-- PROBLEM STATEMENT --
Gather each line in the entries that includes the string "type".

*** EXTRACTED DATA ***

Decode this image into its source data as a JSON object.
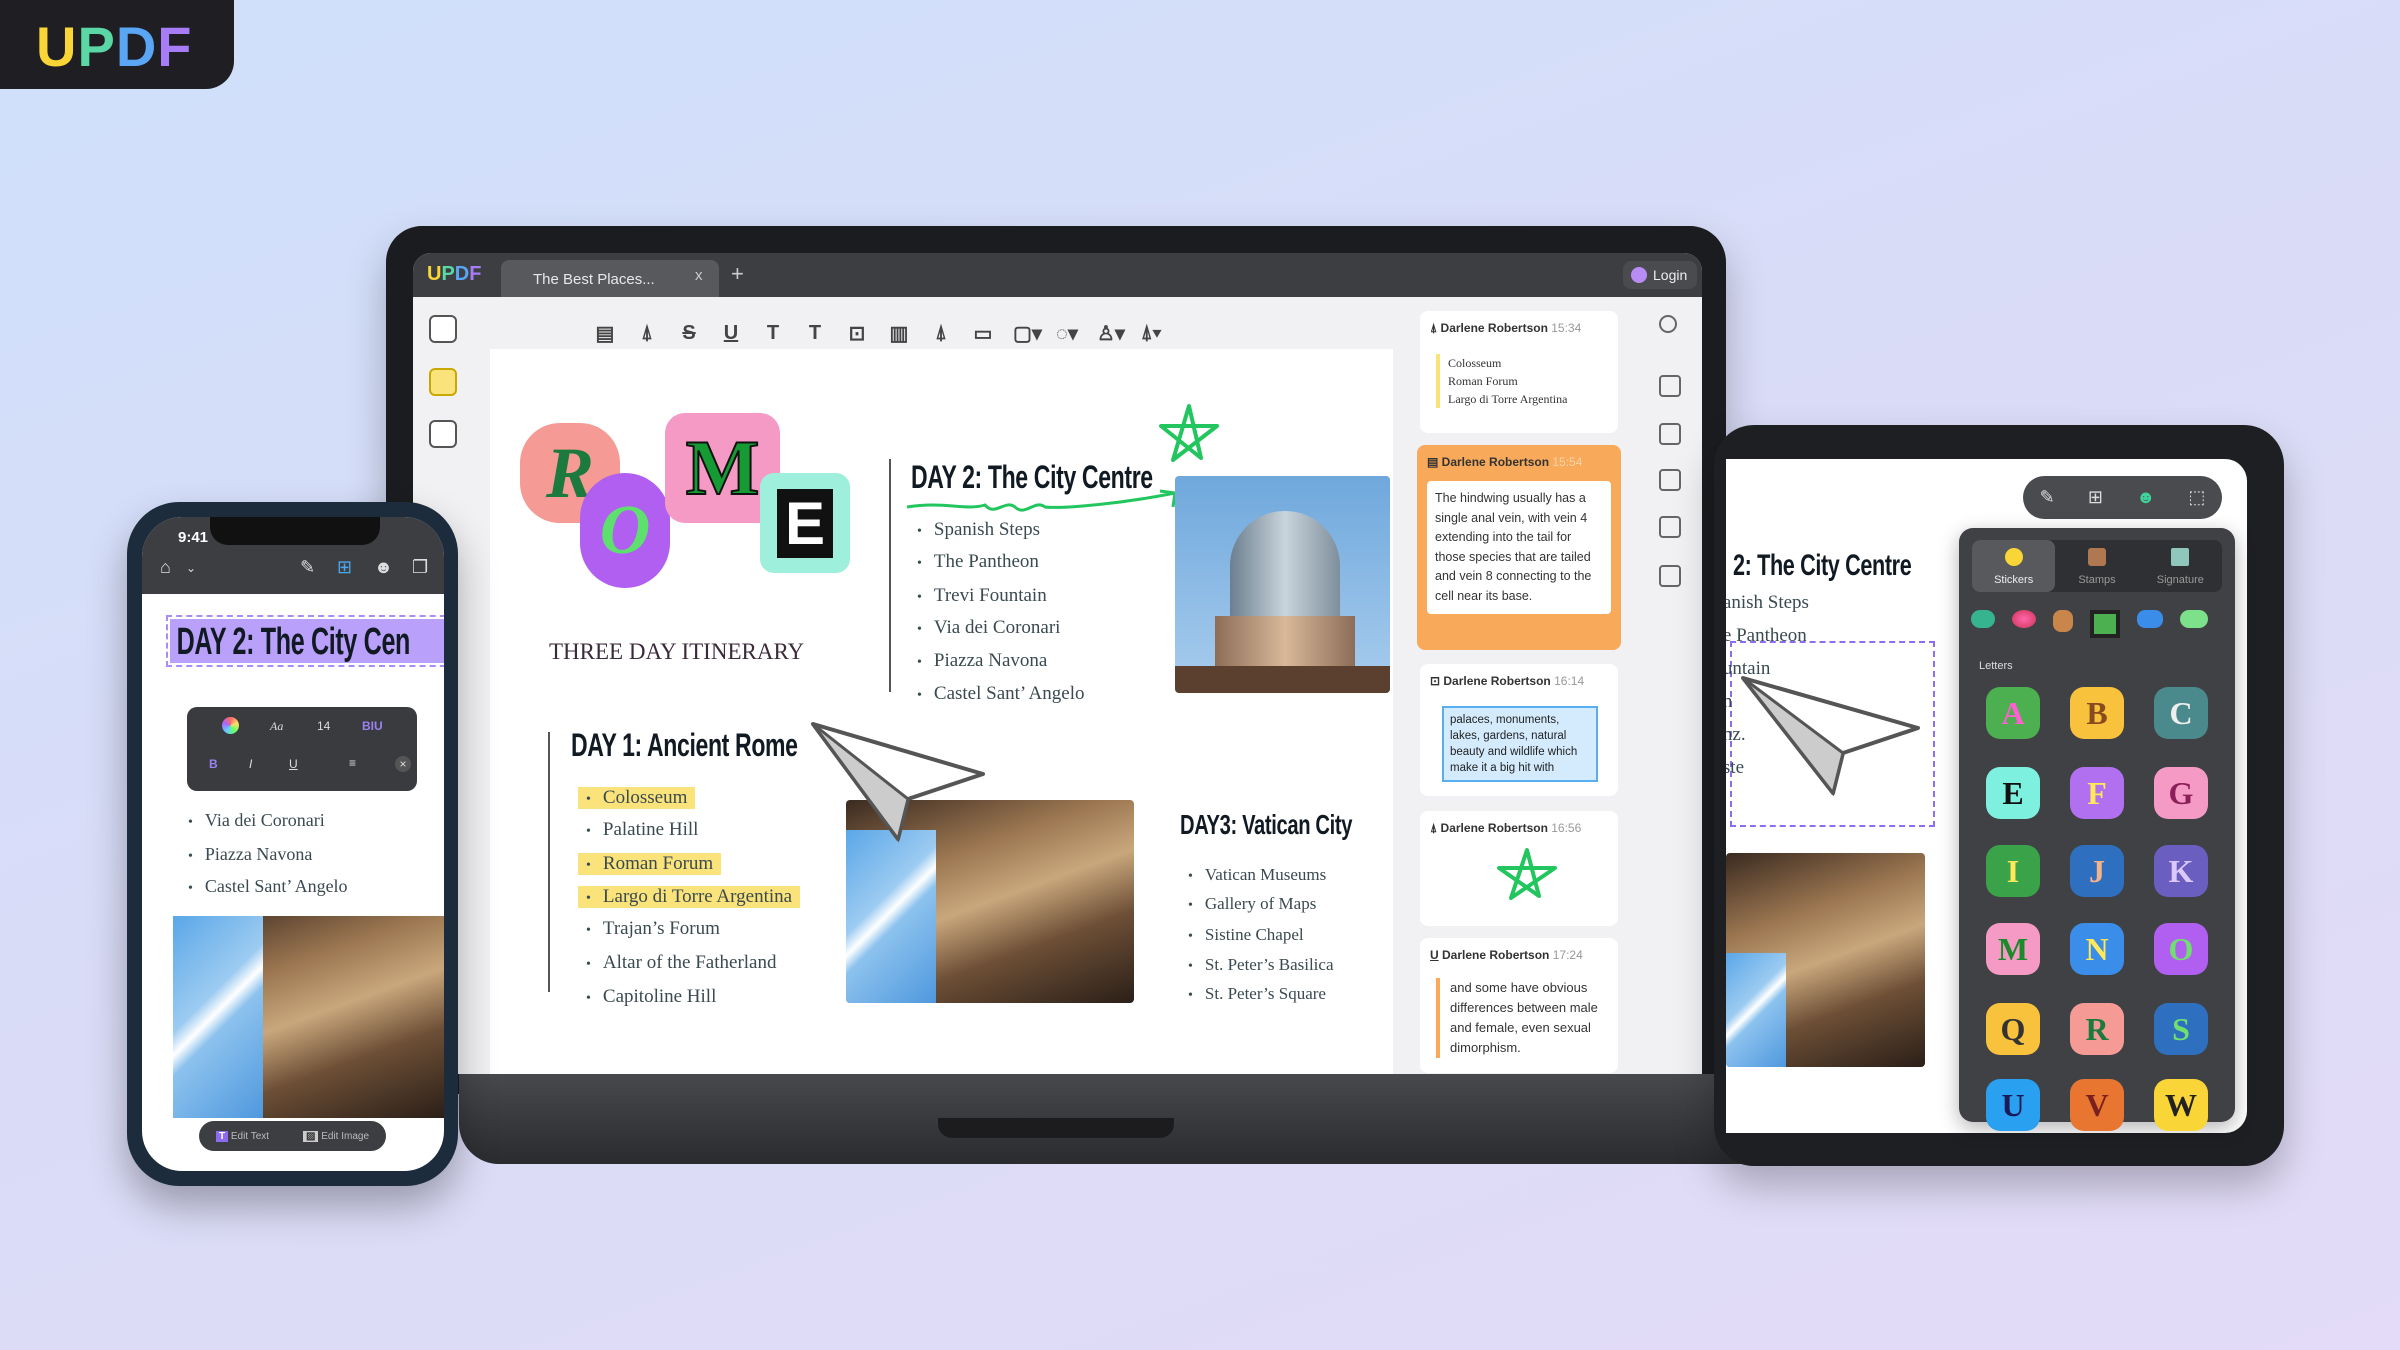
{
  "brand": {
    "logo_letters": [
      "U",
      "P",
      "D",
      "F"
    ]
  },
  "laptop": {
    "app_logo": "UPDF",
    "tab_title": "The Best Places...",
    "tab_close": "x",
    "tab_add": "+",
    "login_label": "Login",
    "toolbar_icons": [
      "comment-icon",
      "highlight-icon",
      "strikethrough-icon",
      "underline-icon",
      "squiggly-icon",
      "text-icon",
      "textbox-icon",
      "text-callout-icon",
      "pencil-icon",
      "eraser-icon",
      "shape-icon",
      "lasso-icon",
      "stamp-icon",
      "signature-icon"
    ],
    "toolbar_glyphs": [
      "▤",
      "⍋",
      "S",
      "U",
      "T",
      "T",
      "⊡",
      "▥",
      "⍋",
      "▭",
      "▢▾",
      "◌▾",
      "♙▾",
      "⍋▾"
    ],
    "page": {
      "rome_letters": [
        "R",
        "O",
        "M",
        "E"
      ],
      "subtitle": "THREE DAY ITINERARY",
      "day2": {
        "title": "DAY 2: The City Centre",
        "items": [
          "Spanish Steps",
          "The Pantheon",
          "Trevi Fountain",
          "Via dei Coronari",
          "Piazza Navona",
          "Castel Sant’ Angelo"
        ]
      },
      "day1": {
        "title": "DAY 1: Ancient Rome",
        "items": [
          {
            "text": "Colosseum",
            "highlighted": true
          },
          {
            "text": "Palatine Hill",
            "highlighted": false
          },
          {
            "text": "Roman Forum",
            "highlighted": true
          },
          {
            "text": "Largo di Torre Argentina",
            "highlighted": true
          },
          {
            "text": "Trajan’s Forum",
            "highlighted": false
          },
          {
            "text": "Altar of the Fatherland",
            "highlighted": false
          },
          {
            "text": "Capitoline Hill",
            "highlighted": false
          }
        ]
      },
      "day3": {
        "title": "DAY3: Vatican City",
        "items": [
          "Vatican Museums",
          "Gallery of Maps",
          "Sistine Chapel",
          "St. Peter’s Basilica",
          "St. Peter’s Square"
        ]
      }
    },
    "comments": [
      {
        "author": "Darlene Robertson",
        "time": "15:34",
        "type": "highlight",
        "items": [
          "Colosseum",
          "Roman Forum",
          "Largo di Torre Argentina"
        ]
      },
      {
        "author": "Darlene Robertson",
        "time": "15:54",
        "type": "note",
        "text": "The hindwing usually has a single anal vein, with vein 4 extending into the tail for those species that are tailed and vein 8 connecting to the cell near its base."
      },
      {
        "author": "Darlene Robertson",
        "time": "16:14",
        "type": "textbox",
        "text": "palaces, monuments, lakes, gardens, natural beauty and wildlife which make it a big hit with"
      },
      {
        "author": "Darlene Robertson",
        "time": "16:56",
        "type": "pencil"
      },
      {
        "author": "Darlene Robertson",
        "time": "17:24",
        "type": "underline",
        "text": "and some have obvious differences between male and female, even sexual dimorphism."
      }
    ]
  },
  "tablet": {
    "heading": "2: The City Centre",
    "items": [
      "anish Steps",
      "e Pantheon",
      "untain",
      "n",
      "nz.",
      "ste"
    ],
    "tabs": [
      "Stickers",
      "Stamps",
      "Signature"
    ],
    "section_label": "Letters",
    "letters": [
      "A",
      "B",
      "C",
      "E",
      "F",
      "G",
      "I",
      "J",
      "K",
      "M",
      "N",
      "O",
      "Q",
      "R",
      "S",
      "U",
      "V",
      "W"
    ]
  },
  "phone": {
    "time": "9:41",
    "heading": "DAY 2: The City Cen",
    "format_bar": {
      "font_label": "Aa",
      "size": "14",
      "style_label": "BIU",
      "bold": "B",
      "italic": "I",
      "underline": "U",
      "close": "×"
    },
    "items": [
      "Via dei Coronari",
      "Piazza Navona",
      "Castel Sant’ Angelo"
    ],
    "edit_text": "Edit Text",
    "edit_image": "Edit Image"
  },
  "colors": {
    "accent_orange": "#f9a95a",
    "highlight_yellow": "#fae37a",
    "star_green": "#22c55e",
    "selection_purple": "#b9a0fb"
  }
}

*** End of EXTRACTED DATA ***
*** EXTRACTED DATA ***

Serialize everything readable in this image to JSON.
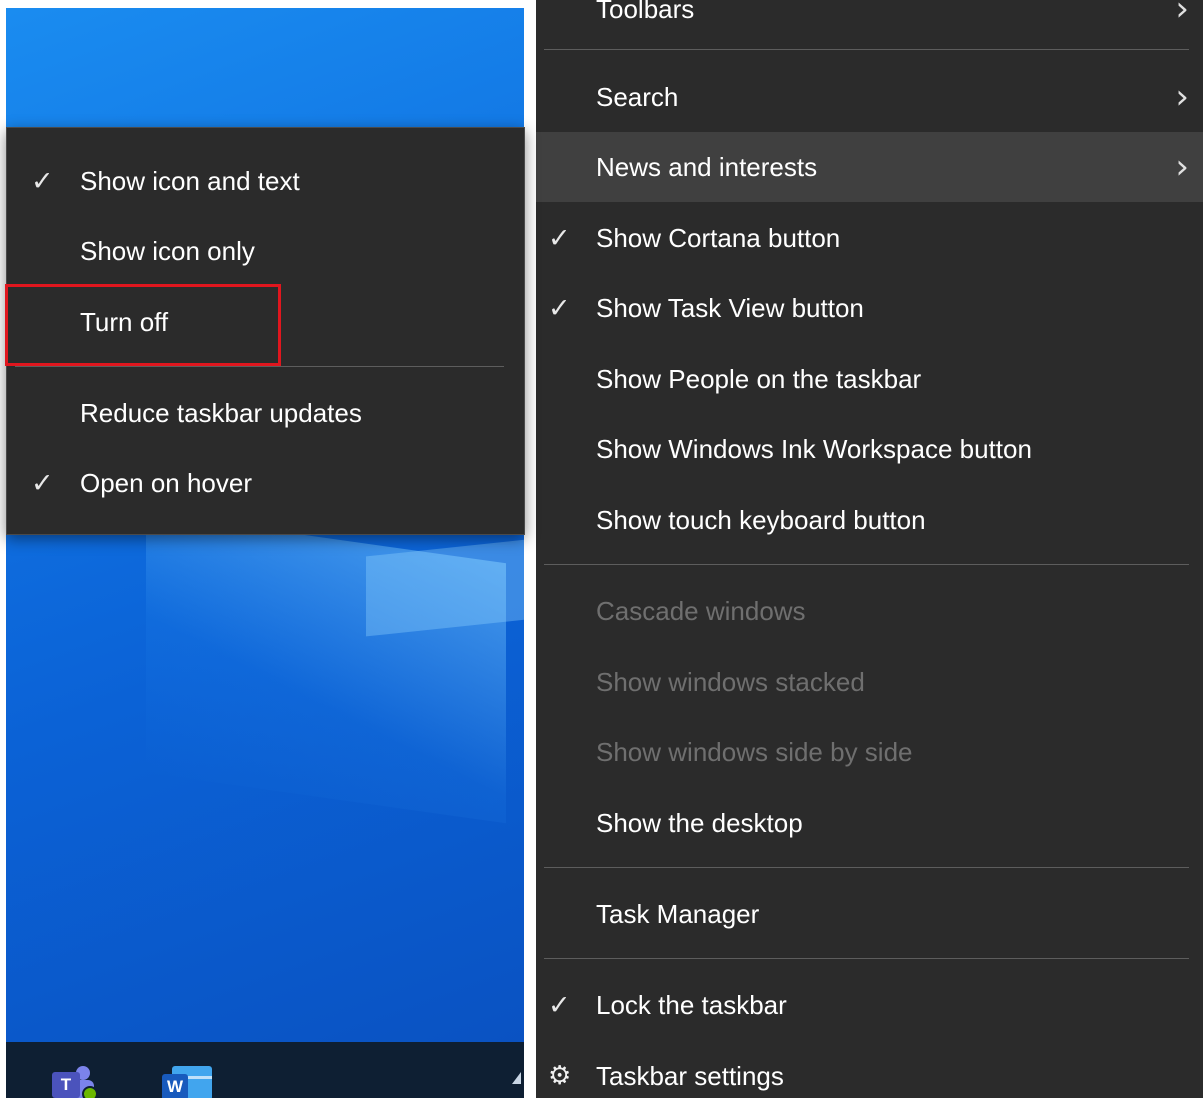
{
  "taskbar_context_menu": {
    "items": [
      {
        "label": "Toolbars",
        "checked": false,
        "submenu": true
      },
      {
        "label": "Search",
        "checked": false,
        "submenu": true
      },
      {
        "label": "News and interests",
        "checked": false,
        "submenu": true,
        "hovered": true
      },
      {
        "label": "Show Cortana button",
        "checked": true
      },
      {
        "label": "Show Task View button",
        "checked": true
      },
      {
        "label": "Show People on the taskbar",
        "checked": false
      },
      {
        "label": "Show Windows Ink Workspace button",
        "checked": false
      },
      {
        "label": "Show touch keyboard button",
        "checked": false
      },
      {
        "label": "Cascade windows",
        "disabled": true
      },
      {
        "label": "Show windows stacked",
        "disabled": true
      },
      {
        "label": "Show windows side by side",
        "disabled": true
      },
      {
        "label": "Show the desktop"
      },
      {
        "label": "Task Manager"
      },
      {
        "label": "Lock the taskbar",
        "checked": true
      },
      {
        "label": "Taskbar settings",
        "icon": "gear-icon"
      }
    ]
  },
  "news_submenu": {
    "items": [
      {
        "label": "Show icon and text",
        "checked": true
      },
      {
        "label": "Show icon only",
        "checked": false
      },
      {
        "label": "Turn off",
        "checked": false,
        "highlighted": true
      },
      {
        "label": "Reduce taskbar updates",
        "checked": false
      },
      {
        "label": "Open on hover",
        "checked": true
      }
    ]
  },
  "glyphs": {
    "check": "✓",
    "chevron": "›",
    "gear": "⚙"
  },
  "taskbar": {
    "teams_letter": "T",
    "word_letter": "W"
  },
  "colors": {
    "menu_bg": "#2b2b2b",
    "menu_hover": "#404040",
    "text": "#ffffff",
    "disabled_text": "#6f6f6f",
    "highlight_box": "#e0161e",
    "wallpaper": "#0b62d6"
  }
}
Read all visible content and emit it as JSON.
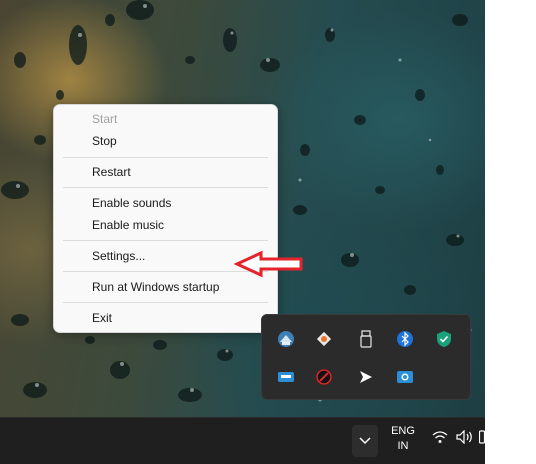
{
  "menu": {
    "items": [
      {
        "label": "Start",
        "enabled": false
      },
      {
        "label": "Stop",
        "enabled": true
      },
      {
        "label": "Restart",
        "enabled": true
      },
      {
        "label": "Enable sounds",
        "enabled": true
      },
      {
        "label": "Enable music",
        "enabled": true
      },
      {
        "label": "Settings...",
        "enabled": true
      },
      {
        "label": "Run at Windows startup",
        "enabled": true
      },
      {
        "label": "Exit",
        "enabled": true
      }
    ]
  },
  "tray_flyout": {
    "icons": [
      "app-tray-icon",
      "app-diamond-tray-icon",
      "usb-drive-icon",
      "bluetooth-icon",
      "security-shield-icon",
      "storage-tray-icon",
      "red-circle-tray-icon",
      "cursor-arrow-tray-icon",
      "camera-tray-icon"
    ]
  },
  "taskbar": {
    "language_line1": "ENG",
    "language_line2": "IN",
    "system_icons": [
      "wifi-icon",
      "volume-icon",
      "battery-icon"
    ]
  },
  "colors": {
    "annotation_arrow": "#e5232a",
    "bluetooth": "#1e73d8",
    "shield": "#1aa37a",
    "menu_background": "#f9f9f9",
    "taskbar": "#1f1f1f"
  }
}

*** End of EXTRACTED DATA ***

-- SOLUTION TO THE PROBLEM --
        "type": "highlight",
        "type": "note",
        "type": "textbox",
        "type": "pencil"
        "type": "underline",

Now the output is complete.